KG: What writing projects are you working on at the moment?
LB: I'm currently re-writing my first novel, Secret Diary Of PorterGirl. Although it might have a different title by the time it hits the shelves.
KG: Where do you see yourself and your writing in five years time?
That’s a tricky one. I hope to be continuing the PorterGirl series, but also hope to have finally got the hang of screenwriting by then.
KG: What do you like most about writing?
LB: Being able to empty my head of thoughts in a way that doesn’t make me look mental.
KG: What one writing tip would you share?
LB: Get a good rhythm going, writing should flow nicely with its own patter.
KG: What would you say to inspire young writers?
LB: Experience as much of life as you possibly can and drink in every sight, sound and smell. Take notice and listen to the things and people no one else does. Write your own truth and find your own style
PORTERGIRL: FIRST LADY OF THE KEYS - Is the story of the very first female Deputy Head Porter at Old College.
It follows her adventures in this male dominated, antiquated world and the bureaucracy she has to endure.
Head Porter, makes it clear right from the start when he says: 'Porters are not the carriers of bags, they are the keepers of keys.'
First Lady Of The Keys is a touching, at times laugh out loud funny glimpse into a world that is so unique and special people will fall in love and be enthralled in it.
Her days are packed with action and adventure, if it's not chasing after naked students, drinking extraordinary amounts of tea, it's getting embroiled in a murder.
THE VANISHING LORD
"Sometimes the opposite of right isn’t wrong. It’s left."
Tragedy strikes once more at Old College… The Porters’ Lodge is down to its last tea bag and no one has seen a biscuit for over a week. Almost as troubling are the two dead bodies at the bottom of the College gardens and a woman has gone missing. The Dean is convinced that occult machinations are to blame, Deputy Head Porter suspects something closer to home.
The formidable DCI Thompson refuses to be sidelined and a rather unpleasant Professor gets his comeuppance.
As the body count rises, Head Porter tries to live a secret double life and The Dean believes his job is under threat from the Russian Secret Service.
Deputy Head Porter finds herself with her hands full keeping Old College running smoothly as well as defending herself against the sinister intentions of the new Bursar.
Spies, poisoning, murder - and none of this would be any problem at all, if only someone would get the biscuits out and put the kettle on…
This is the third instalment of the world-renowned PorterGirl series set in the ancient and esoteric Old College.

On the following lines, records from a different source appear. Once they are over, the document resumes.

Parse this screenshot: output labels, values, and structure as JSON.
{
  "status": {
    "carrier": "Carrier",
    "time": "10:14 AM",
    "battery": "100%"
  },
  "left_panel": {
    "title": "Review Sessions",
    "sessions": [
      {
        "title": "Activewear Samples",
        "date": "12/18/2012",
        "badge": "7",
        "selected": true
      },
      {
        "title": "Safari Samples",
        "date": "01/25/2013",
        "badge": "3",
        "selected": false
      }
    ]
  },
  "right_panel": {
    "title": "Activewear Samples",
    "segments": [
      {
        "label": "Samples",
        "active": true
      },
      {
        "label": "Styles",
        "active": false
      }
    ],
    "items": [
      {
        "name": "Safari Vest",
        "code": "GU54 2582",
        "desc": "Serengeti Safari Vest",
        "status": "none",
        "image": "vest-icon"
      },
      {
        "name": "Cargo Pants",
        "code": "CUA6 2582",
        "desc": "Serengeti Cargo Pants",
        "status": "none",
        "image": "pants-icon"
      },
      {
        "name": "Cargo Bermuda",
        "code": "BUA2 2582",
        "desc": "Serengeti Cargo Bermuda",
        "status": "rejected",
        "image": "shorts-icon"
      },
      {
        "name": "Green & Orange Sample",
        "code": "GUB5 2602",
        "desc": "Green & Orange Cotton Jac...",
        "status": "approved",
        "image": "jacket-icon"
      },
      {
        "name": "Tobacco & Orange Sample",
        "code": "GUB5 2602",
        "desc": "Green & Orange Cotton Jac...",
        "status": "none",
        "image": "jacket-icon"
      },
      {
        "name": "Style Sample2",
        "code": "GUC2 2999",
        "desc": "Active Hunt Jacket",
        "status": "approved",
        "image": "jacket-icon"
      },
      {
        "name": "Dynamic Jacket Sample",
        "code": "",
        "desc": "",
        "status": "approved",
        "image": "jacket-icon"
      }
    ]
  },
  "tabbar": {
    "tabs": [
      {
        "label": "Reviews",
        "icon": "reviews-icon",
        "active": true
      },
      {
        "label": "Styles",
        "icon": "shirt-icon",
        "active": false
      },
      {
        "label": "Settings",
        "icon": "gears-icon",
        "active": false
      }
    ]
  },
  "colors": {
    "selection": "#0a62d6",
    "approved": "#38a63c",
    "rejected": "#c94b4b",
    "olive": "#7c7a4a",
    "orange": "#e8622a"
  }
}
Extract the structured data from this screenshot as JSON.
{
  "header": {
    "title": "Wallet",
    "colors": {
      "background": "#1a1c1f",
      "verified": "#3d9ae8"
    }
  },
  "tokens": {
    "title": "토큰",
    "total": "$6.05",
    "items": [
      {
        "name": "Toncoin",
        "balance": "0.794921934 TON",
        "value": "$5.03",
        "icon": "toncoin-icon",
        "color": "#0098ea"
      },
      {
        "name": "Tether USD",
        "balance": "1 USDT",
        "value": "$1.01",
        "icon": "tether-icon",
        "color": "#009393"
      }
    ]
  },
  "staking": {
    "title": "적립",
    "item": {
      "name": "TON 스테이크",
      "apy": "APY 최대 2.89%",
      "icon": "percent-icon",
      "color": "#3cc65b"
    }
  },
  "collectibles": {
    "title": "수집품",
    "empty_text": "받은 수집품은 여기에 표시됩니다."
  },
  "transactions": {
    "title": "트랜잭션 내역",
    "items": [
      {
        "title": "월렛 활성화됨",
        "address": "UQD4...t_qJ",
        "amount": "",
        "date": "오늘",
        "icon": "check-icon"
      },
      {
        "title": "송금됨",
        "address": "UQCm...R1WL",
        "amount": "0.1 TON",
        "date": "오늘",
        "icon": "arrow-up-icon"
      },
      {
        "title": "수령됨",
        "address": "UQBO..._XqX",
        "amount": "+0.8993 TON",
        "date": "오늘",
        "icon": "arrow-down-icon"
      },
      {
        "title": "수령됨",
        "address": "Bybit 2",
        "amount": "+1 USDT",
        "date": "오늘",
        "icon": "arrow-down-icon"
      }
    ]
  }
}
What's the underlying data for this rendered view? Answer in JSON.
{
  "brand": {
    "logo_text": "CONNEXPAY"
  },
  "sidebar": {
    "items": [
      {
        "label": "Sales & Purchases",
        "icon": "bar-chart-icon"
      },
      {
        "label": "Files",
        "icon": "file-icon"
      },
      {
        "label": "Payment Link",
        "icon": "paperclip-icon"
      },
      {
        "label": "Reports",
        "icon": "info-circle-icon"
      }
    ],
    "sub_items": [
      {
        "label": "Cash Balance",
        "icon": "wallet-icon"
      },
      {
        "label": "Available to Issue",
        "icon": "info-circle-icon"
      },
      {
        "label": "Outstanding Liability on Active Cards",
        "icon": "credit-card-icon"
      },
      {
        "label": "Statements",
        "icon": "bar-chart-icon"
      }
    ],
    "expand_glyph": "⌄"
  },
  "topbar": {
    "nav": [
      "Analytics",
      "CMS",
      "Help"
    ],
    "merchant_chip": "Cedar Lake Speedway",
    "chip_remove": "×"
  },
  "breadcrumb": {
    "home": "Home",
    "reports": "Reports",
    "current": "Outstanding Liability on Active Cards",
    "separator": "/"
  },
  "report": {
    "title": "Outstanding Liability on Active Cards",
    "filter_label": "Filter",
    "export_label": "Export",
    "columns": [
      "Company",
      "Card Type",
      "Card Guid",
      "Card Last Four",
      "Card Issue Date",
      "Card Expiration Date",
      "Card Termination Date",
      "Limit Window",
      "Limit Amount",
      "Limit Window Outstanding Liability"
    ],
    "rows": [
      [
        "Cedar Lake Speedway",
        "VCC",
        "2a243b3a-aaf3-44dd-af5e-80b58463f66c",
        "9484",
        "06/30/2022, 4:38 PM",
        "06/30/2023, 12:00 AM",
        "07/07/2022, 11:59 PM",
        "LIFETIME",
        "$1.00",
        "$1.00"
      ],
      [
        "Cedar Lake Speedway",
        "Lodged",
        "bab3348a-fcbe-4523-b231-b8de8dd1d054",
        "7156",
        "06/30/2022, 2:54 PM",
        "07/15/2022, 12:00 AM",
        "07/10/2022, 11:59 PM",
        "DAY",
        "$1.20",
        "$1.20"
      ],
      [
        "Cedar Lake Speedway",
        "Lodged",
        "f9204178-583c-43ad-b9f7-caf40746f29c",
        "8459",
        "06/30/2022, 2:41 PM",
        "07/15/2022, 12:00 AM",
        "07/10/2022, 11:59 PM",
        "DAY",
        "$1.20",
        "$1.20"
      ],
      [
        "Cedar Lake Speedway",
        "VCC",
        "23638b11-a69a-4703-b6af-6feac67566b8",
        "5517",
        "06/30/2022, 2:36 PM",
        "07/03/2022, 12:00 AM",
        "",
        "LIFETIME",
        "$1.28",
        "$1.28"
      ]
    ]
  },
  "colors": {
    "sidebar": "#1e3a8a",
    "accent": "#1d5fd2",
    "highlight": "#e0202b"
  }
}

Author Lucy Brazier opens the lid on a world which has sinister overtones in this cozy, BritLit mystery.
There’s nothing quite so annoying as having the police arrive when you are trying to cover up a crime that may or may not have happened.
Lord Bernard has died unexpectedly. Is Deputy Head Porter being framed? Head Porter just wants to be kept out of the picture.
In this fast-paced whimsical British romp, a priceless work of art - the portrait of Old College founding father Lord Arthur Layton - has gone missing and with the death of Lord Bernard, the Master of arch rivals Hawkins College, there is nothing for it but for our heroine to don her trusty bowler hat and embark upon another eccentric investigation.
In this sequel to the debut PorterGirl novel, First Lady of The Keys, Old College’s first and only female Porter must find the portrait or it will be her that is flat on the canvas and framed like a kipper.
Tenacious detectives, ill-advised disguises, saucy medieval literature and Russian spies conspire to confuse matters further in this entertaining escapade.